Samsung Galaxy Core Advance PreviewSamsung Galaxy Core Advance
This is our preview based on a preproduction unit, expect the review soon.
Samsung announced the Galaxy Core smartphone back in May of 2013, and now, about 8 months later, we have our hands on the Samsung Galaxy Core Advance. Given the obvious naming similarities between the two, one might instantly assume that the latter is an upgraded model based on the former, but that's not exactly the case, as it turns out. In fact, from a hardware perspective, the Core Advance is hardly any better than the Galaxy Core. Confused yet? Well, allow us to clarify things a bit. Actually, Samsung is marketing the Galaxy Core Advance as a phone for those who are less comfortable with touchscreens, not as a direct successor to the Galaxy Core. Nevertheless, it is still a fully functional Android device that will let you browse the web, take photos, and play Angry Birds. Let's check it out!
Solid and robust, but not something you'll be showing off with.
Yup, it's a Samsung smartphone alright – a device exhibiting many of the typical design characteristics associated with the company's recent mid-range phones. These include its curvy corners, plasticky construction, and faux-metal trim around the sides. But there is also a number of things that set this phone apart. Its plastic back cover has been treated to a soft touch finish, which provides slightly more grip than those glossy finishes we often see on Samsung's phones. Besides, this type of surface doesn't attract much of that annoying finger smudge. Overall, the handset is heavy, chunky, and clearly built with a utilitarian approach. It is not meant to be a fashion accessory for one to show off with, but it feels solid and durable when held.

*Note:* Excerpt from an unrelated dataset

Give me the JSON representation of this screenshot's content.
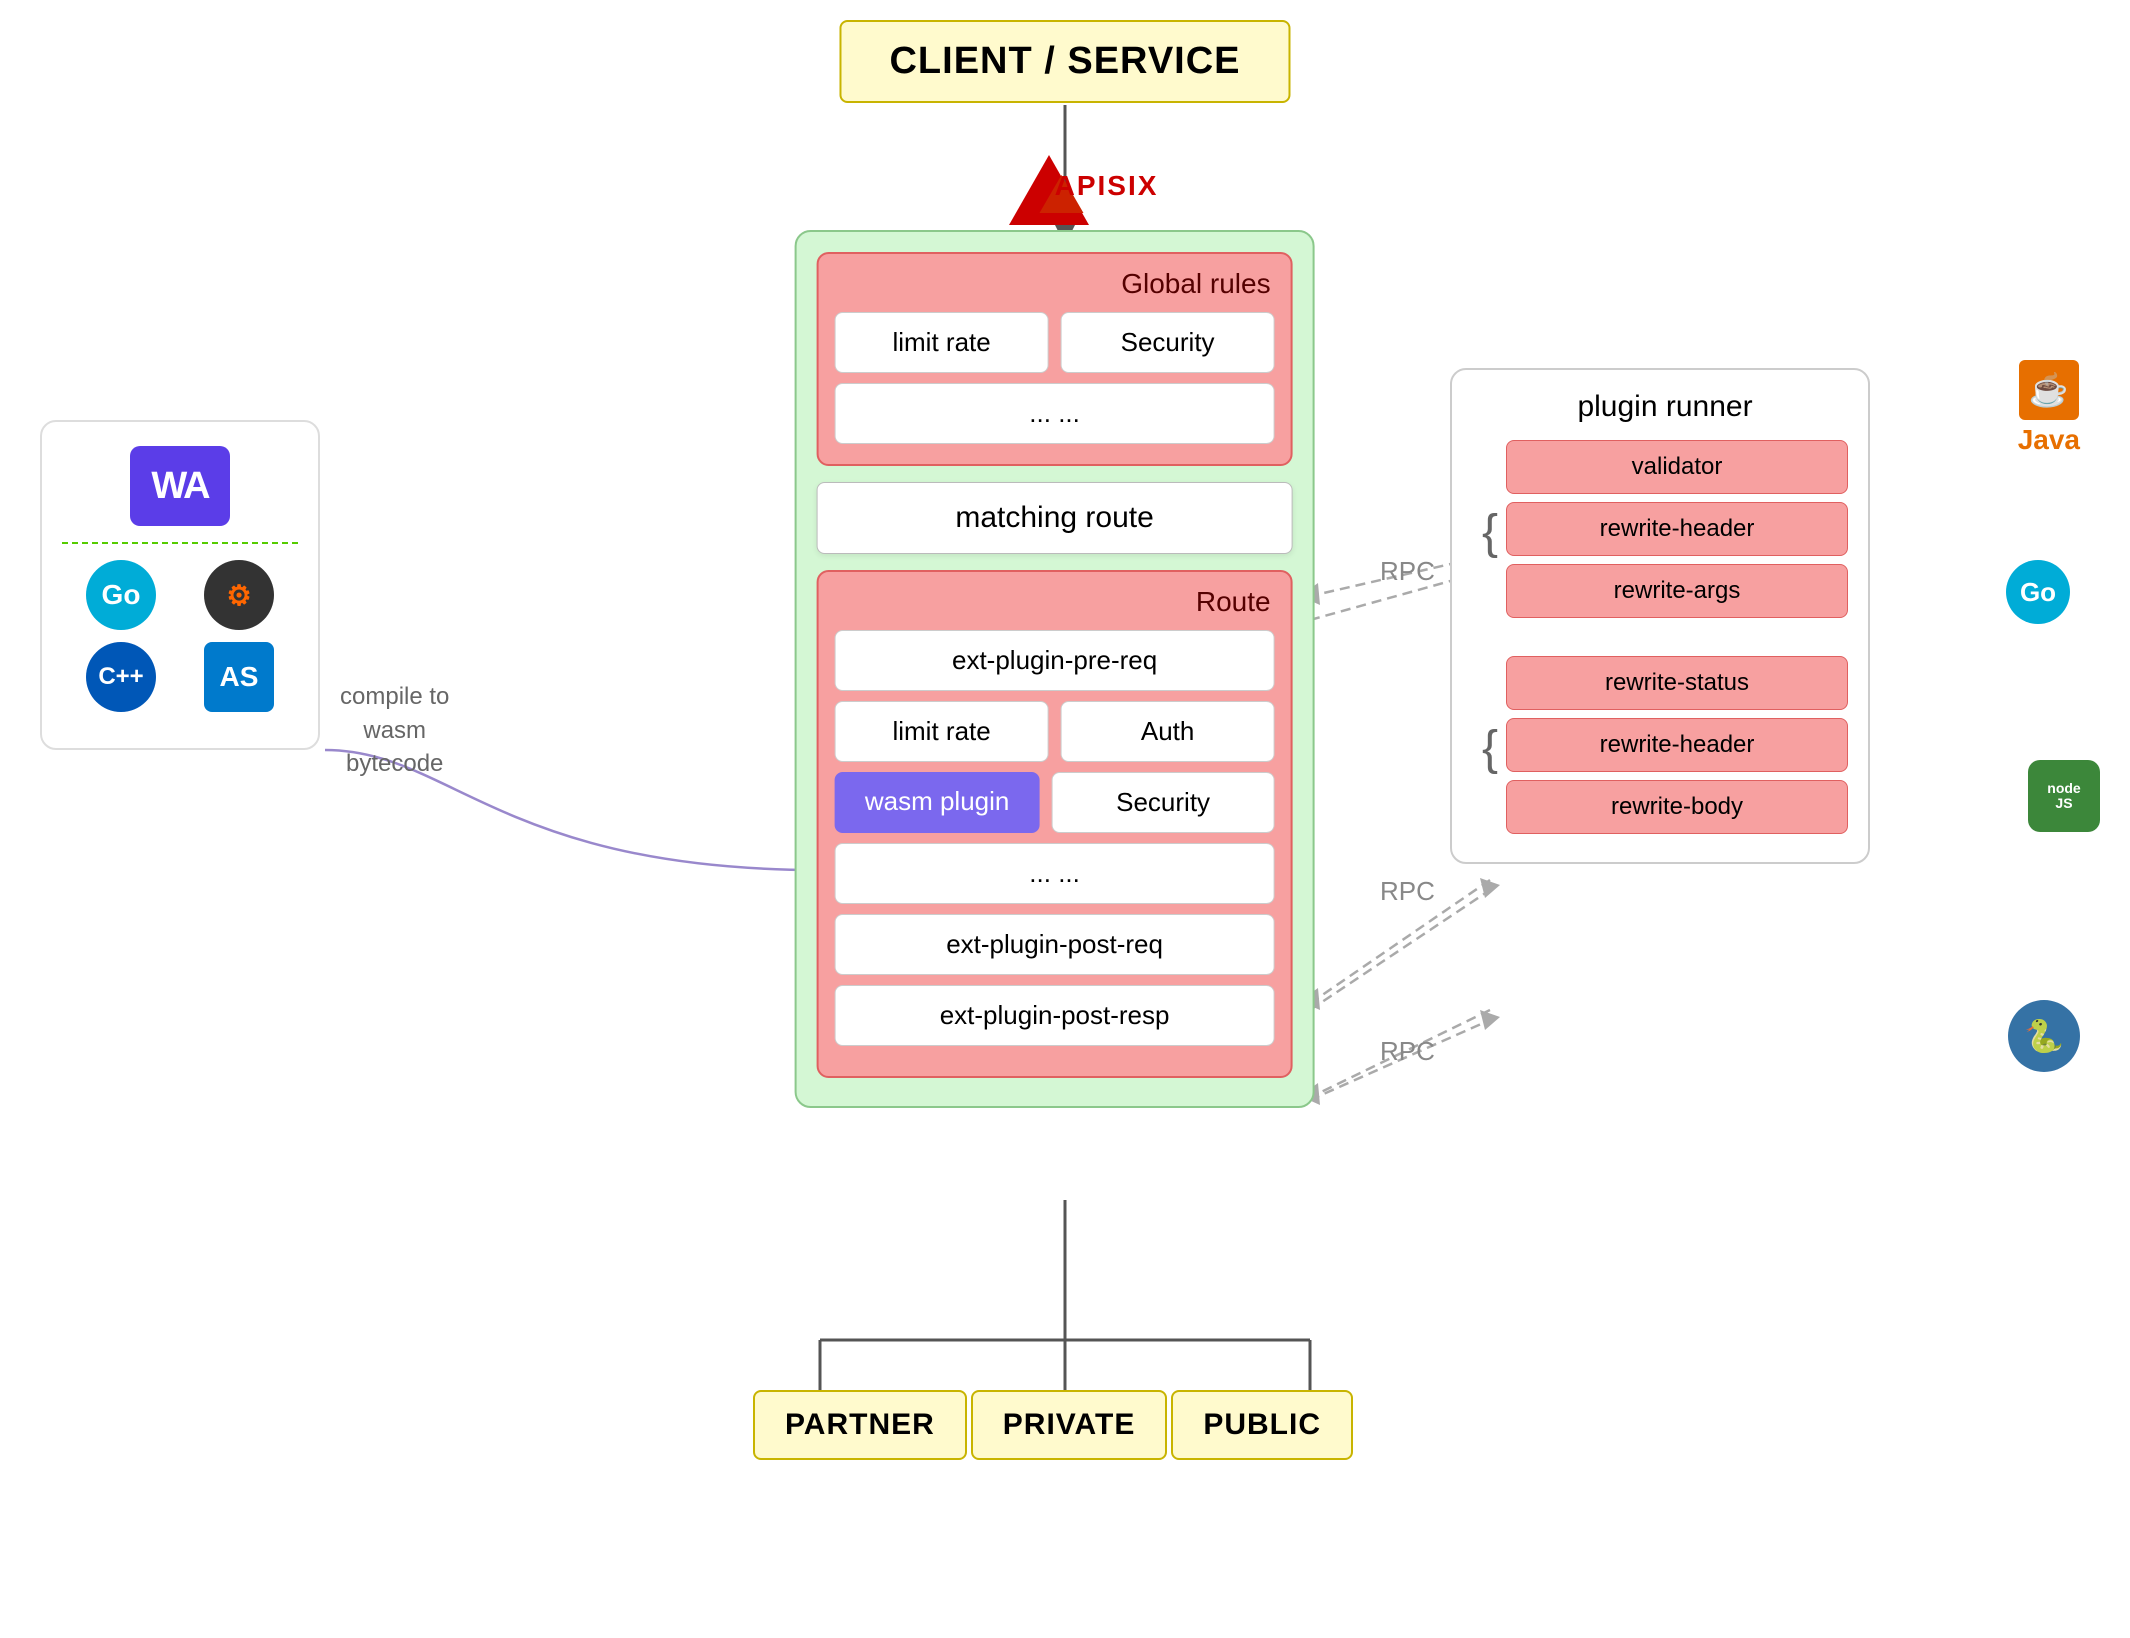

As we mentioned above, the Samsung Galaxy Core Advance has been designed for people who aren't comfortable with touch-based controls, which is most likely why we find no capacitive buttons anywhere on the phone. Instead, there are three physical Android navigation keys with good tactile feedback below the screen. Being slightly raised makes them easy to operate even with gloves on. On the left side of the phone is placed the volume rocker, which works fine, although it probably could have been exposed better. Things get a bit more interesting on the right side of the device. There we find the power key along with a camera button (not of the 2-stage type) and, surprisingly, an extra key dedicated to launching the phone's voice recorder.
Spacious with its size of 4.7 inches, but pixel count is disappointing.
4.7 inches of display real estate is what the Samsung Galaxy Core Advance has to offer, which makes it neither too difficult to wield, nor too small to be enjoyed. Its resolution of 480 by 800 pixels, however, is pretty underwhelming. Of course, a PPI figure of 199 pixels per inch is still regarded as passable given the phone's class. Just don't expect this screen to be able to reproduce those fine details in images and text.
The display panel is of the TFT variety and it looks good enough to be fit for a rather entry-level phone like the Galaxy Core Advance. Its touch-sensitive surface should detect user input even through a pair of gloves, which is a nice perk to have. When placed under broad daylight, the phone is still more than usable thanks to the display's high brightness output. Just get used to setting the brightness level manually since the phone can't do that for you.